### [Task details]
Return the data below in full and exactly, except that the pictures are dropped.

### [Data excerpts]
>>>

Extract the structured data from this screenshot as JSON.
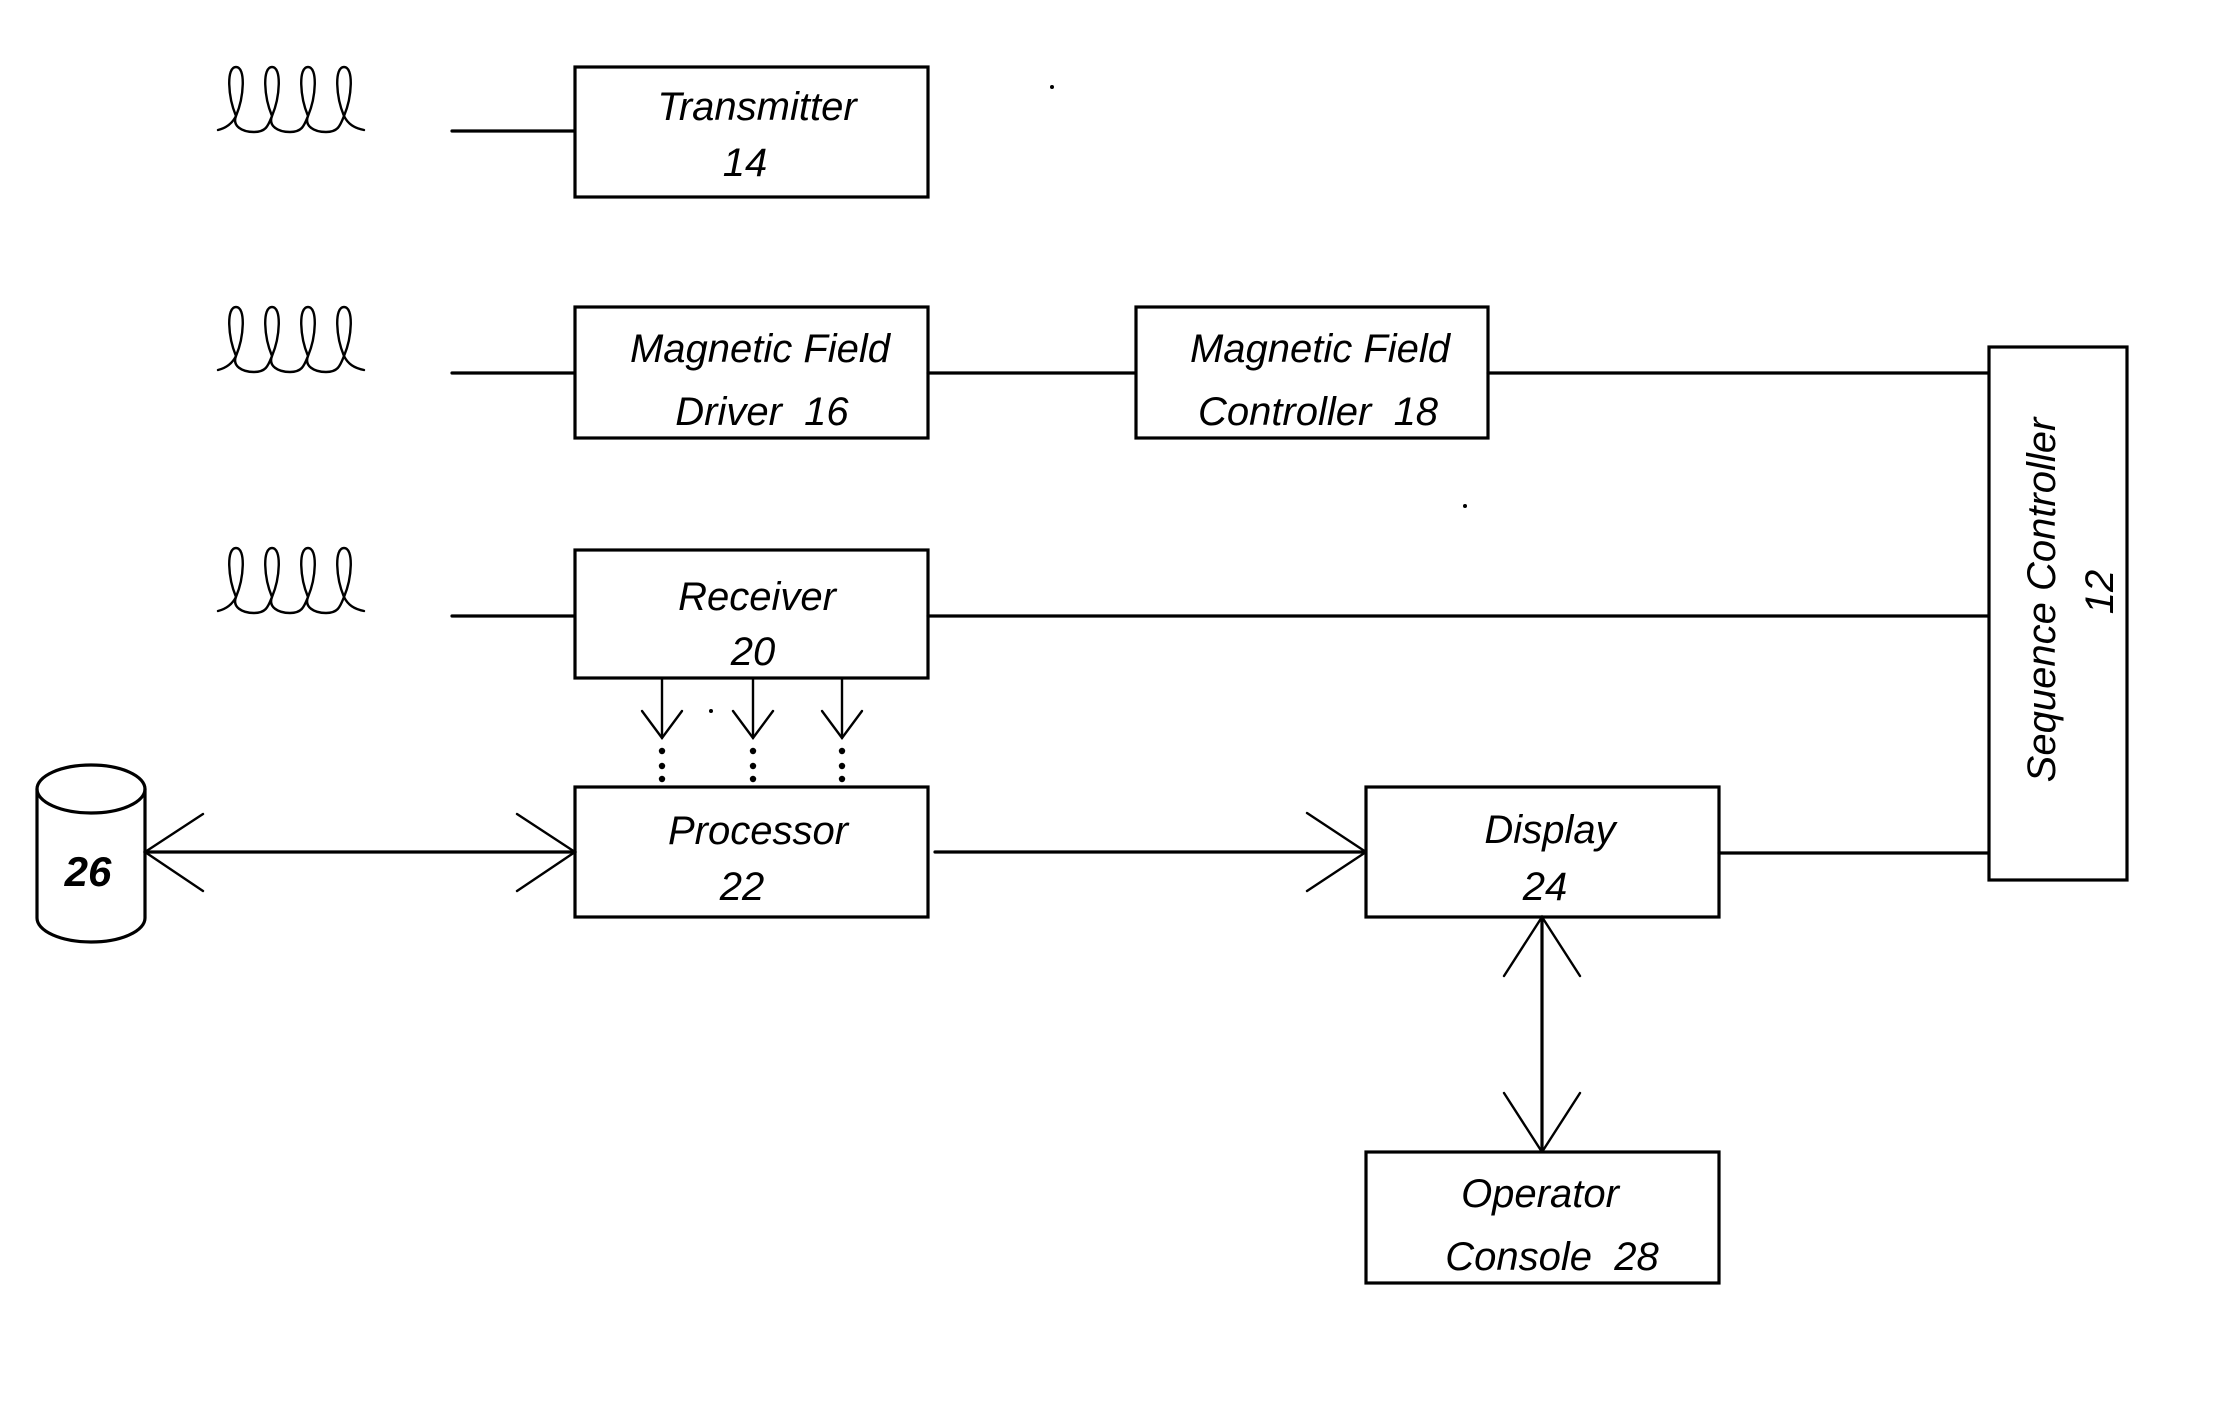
{
  "diagram": {
    "type": "block-diagram",
    "colors": {
      "line": "#000000",
      "background": "#ffffff"
    },
    "coils": [
      {
        "id": "transmit-coil",
        "loops": 4,
        "connects_to": "transmitter"
      },
      {
        "id": "gradient-coil",
        "loops": 4,
        "connects_to": "magnetic-field-driver"
      },
      {
        "id": "receive-coil",
        "loops": 4,
        "connects_to": "receiver"
      }
    ],
    "blocks": {
      "transmitter": {
        "lines": [
          "Transmitter",
          "14"
        ]
      },
      "magnetic_field_driver": {
        "lines": [
          "Magnetic Field",
          "Driver  16"
        ]
      },
      "magnetic_field_controller": {
        "lines": [
          "Magnetic Field",
          "Controller  18"
        ]
      },
      "receiver": {
        "lines": [
          "Receiver",
          "20"
        ]
      },
      "processor": {
        "lines": [
          "Processor",
          "22"
        ]
      },
      "display": {
        "lines": [
          "Display",
          "24"
        ]
      },
      "operator_console": {
        "lines": [
          "Operator",
          "Console  28"
        ]
      },
      "sequence_controller": {
        "lines": [
          "Sequence Controller",
          "12"
        ],
        "orientation": "vertical"
      }
    },
    "storage": {
      "label": "26",
      "shape": "cylinder"
    },
    "connections": [
      {
        "from": "transmit-coil",
        "to": "transmitter",
        "type": "line"
      },
      {
        "from": "gradient-coil",
        "to": "magnetic_field_driver",
        "type": "line"
      },
      {
        "from": "magnetic_field_driver",
        "to": "magnetic_field_controller",
        "type": "line"
      },
      {
        "from": "magnetic_field_controller",
        "to": "sequence_controller",
        "type": "line"
      },
      {
        "from": "receive-coil",
        "to": "receiver",
        "type": "line"
      },
      {
        "from": "receiver",
        "to": "sequence_controller",
        "type": "line"
      },
      {
        "from": "receiver",
        "to": "processor",
        "type": "multi-arrow",
        "count": 3,
        "ellipsis": true
      },
      {
        "from": "storage",
        "to": "processor",
        "type": "bidirectional-arrow"
      },
      {
        "from": "processor",
        "to": "display",
        "type": "arrow"
      },
      {
        "from": "display",
        "to": "sequence_controller",
        "type": "line"
      },
      {
        "from": "display",
        "to": "operator_console",
        "type": "bidirectional-arrow"
      }
    ]
  }
}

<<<

### [Result of the exercise]
Extract the structured data from this screenshot as JSON.
{
  "diagram": {
    "type": "block-diagram",
    "colors": {
      "line": "#000000",
      "background": "#ffffff"
    },
    "coils": [
      {
        "id": "transmit-coil",
        "loops": 4,
        "connects_to": "transmitter"
      },
      {
        "id": "gradient-coil",
        "loops": 4,
        "connects_to": "magnetic-field-driver"
      },
      {
        "id": "receive-coil",
        "loops": 4,
        "connects_to": "receiver"
      }
    ],
    "blocks": {
      "transmitter": {
        "lines": [
          "Transmitter",
          "14"
        ]
      },
      "magnetic_field_driver": {
        "lines": [
          "Magnetic Field",
          "Driver  16"
        ]
      },
      "magnetic_field_controller": {
        "lines": [
          "Magnetic Field",
          "Controller  18"
        ]
      },
      "receiver": {
        "lines": [
          "Receiver",
          "20"
        ]
      },
      "processor": {
        "lines": [
          "Processor",
          "22"
        ]
      },
      "display": {
        "lines": [
          "Display",
          "24"
        ]
      },
      "operator_console": {
        "lines": [
          "Operator",
          "Console  28"
        ]
      },
      "sequence_controller": {
        "lines": [
          "Sequence Controller",
          "12"
        ],
        "orientation": "vertical"
      }
    },
    "storage": {
      "label": "26",
      "shape": "cylinder"
    },
    "connections": [
      {
        "from": "transmit-coil",
        "to": "transmitter",
        "type": "line"
      },
      {
        "from": "gradient-coil",
        "to": "magnetic_field_driver",
        "type": "line"
      },
      {
        "from": "magnetic_field_driver",
        "to": "magnetic_field_controller",
        "type": "line"
      },
      {
        "from": "magnetic_field_controller",
        "to": "sequence_controller",
        "type": "line"
      },
      {
        "from": "receive-coil",
        "to": "receiver",
        "type": "line"
      },
      {
        "from": "receiver",
        "to": "sequence_controller",
        "type": "line"
      },
      {
        "from": "receiver",
        "to": "processor",
        "type": "multi-arrow",
        "count": 3,
        "ellipsis": true
      },
      {
        "from": "storage",
        "to": "processor",
        "type": "bidirectional-arrow"
      },
      {
        "from": "processor",
        "to": "display",
        "type": "arrow"
      },
      {
        "from": "display",
        "to": "sequence_controller",
        "type": "line"
      },
      {
        "from": "display",
        "to": "operator_console",
        "type": "bidirectional-arrow"
      }
    ]
  }
}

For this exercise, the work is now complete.